Witnessing the very designs of Rome’s streets and piazzas are enough to highlight the cultural and structural integrity of the city. You can’t help but be entirely convinced that the early Christians fully understood the enormity of the gifts they had received, and that they wanted nothing more than to share these gifts with the infinite generations to come. They didn’t know if their constructions would last for almost 2000 years, but they had no fear, complete trust, and worked not for their own recognition, but solely for their love of God.
On the UNIV trip, you are a “spiritual tourist,” as everywhere you visit has a visual and religious beauty and importance. It really brings forth St Thomas Aquinas’ fourth argument for the existence of God, Gradation - in which he says “It follows that if anything is good, there must be something that is most good. Therefore, there must also be something which is to all beings the cause of their being, goodness, and every other perfection; and this we call God.”
It also brings to light the aesthetic argument, in which one questions humans’ ability to perceive beauty, and why humans seek beauty. It’s hard to describe the feeling of entering St Peter’s Basilica or the Sistine Chapel for the first time, but one thing is certain. Beauty is timeless and is universally recognised. Rome is an undeniable pinnacle of human-created beauty, and that beauty will never fade. And the reason for that beauty is God.
The universality of Opus Dei
Secondly, as a university student who attends formation at the local centre of Opus Dei, it’s easy to feel like an outsider in today’s society. Striving to live a Christian lifestyle, one encounters many crosses throughout the day. However, in UNIV, university students from around the world congregate to spend Holy Week in Rome. There were around 1,400 male participants coming from every continent. We got to meet dozens of similar people - young university students - many who were also attending means of formation in centres of Opus Dei and living the daily battle to fulfil God’s will.
It was so reassuring to know that Opus Dei is in so many corners of the world, and that we are not alone in our struggles. Australia has always been a little spatially secluded from the world, with a young and secular history, but there were countries with even less participants than us, like Croatia. It was immensely inspiring to see those countries where Opus Dei was not as developed as in Australia, but to notice their undeterred hope and faith that their apostolate would grow. At the same time, it was amazing to meet the participants from countries like Spain, where Opus Dei is thriving and who had over 400 UNIV participants. You can’t help but get excited and want to do everything possible to help Australia get to that point.

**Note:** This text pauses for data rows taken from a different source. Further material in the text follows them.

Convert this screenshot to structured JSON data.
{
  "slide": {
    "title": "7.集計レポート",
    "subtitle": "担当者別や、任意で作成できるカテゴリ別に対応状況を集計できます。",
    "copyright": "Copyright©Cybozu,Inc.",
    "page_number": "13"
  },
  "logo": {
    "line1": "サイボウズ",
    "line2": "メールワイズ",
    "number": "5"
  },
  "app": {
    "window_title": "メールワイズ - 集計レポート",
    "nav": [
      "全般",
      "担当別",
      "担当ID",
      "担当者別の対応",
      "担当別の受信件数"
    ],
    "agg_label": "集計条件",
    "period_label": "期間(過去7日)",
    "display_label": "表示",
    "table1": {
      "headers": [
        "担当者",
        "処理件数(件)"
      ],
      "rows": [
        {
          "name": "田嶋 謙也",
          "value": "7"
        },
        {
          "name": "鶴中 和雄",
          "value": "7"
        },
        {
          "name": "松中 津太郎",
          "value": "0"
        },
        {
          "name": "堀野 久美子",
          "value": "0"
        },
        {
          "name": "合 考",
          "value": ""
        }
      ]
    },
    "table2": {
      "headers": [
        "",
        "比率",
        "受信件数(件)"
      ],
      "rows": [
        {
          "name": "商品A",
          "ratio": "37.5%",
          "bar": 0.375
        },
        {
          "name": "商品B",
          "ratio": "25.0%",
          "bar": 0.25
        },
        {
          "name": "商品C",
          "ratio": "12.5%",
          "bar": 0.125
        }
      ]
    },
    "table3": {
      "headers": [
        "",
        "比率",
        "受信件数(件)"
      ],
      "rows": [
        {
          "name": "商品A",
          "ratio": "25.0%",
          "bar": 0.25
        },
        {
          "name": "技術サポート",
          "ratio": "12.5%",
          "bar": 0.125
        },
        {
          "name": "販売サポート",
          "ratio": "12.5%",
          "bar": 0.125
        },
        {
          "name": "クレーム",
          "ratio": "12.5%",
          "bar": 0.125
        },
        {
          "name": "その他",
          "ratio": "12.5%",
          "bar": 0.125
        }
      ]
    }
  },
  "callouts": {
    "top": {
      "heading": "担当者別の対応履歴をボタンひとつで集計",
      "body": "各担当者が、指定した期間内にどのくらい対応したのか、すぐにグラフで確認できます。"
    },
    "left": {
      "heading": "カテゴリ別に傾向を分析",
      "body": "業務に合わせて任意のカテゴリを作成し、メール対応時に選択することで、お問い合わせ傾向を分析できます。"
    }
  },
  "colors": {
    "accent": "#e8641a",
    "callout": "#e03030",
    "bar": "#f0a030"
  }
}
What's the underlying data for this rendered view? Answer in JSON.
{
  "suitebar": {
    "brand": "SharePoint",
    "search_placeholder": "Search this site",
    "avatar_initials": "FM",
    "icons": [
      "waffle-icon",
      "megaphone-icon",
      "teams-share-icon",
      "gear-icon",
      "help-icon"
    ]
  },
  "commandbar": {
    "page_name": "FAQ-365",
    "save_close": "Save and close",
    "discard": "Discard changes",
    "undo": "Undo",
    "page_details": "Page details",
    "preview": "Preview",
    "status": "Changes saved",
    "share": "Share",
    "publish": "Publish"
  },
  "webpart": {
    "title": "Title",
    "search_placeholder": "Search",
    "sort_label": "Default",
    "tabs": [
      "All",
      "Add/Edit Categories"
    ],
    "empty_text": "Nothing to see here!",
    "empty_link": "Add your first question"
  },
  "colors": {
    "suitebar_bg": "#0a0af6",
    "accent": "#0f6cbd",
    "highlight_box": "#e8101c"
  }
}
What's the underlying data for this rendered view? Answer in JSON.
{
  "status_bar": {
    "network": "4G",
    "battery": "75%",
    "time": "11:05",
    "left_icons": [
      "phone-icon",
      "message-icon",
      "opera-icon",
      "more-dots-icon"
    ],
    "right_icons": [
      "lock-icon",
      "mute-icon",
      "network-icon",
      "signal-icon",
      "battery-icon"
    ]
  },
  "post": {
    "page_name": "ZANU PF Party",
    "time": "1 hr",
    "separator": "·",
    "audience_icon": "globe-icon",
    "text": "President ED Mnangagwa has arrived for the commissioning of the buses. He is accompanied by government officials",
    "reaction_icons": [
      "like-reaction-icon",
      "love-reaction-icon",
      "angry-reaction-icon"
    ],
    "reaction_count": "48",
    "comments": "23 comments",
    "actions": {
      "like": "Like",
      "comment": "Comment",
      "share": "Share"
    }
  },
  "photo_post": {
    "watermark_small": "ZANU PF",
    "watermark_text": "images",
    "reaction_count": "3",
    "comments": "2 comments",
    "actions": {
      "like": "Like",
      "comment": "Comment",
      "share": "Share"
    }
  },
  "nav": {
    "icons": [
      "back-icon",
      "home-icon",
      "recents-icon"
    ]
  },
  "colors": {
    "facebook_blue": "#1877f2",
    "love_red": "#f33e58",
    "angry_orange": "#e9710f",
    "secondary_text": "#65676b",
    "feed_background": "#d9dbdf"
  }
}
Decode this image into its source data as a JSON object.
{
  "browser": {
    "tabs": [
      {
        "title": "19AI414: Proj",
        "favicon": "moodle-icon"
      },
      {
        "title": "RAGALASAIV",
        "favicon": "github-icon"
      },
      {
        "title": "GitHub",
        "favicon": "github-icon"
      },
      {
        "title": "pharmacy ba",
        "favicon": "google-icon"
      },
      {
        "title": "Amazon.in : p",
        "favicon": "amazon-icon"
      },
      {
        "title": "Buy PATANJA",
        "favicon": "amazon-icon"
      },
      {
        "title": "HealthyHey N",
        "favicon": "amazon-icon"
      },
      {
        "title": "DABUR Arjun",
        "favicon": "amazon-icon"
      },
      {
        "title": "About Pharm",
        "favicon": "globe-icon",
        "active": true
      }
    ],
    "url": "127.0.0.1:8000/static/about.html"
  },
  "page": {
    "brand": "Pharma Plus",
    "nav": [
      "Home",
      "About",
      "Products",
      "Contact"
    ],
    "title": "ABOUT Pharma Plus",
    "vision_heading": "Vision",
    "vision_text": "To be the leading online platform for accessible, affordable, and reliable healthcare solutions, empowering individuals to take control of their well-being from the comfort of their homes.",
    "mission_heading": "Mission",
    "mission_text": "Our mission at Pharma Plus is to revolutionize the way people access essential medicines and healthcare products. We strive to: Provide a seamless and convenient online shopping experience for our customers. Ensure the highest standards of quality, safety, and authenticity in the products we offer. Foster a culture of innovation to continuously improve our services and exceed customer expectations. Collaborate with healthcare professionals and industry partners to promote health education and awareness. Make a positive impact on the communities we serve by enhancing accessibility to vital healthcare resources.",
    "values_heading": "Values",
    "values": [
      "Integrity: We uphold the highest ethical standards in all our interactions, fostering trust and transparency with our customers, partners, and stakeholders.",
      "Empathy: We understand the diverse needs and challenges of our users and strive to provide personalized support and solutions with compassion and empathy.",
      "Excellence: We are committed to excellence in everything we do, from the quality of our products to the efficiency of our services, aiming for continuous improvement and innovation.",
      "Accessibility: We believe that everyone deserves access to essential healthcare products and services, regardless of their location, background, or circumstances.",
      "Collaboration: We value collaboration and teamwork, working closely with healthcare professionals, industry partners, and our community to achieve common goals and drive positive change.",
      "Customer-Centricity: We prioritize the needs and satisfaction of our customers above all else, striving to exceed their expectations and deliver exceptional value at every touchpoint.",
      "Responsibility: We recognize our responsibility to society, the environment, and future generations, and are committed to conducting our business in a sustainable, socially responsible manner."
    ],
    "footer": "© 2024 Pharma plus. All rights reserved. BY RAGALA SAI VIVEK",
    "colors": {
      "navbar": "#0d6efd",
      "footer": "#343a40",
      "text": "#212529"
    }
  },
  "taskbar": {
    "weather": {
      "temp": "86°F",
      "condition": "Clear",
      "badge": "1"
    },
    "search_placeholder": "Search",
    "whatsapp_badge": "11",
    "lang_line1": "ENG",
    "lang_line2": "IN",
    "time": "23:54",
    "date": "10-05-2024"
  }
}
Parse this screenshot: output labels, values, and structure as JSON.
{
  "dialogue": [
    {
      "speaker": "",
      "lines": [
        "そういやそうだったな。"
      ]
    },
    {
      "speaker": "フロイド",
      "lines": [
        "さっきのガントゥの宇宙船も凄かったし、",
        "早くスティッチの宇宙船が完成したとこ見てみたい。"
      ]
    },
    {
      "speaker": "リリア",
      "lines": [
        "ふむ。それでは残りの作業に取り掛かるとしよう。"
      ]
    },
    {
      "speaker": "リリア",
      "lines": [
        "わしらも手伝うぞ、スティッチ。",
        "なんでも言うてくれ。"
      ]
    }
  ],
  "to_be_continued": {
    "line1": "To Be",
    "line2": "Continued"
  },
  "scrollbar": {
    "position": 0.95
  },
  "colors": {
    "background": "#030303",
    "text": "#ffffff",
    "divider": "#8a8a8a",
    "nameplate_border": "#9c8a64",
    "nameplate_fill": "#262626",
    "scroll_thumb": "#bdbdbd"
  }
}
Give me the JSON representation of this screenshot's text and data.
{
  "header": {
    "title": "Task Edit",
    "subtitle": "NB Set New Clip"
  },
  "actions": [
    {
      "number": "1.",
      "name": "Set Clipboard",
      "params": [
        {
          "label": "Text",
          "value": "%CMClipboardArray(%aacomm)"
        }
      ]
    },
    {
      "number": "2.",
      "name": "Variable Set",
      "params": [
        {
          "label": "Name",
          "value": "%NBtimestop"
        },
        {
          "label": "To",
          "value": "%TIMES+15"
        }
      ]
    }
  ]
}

UNIV 2022 was a real blessing, especially after almost three years of COVID restrictions. There were so many highlights and specific moments that I could have talked about, and I didn’t even get to mention seeing the Pope or Don Fernando, the Prelate of Opus Dei. I encourage all young people to try to go, as I sincerely believe that you cannot go to UNIV without wanting to get closer to God. It enkindled a certain fire within all of us; a fire that I’m sure we will continually strive to spread to our respective friends, families, and communities.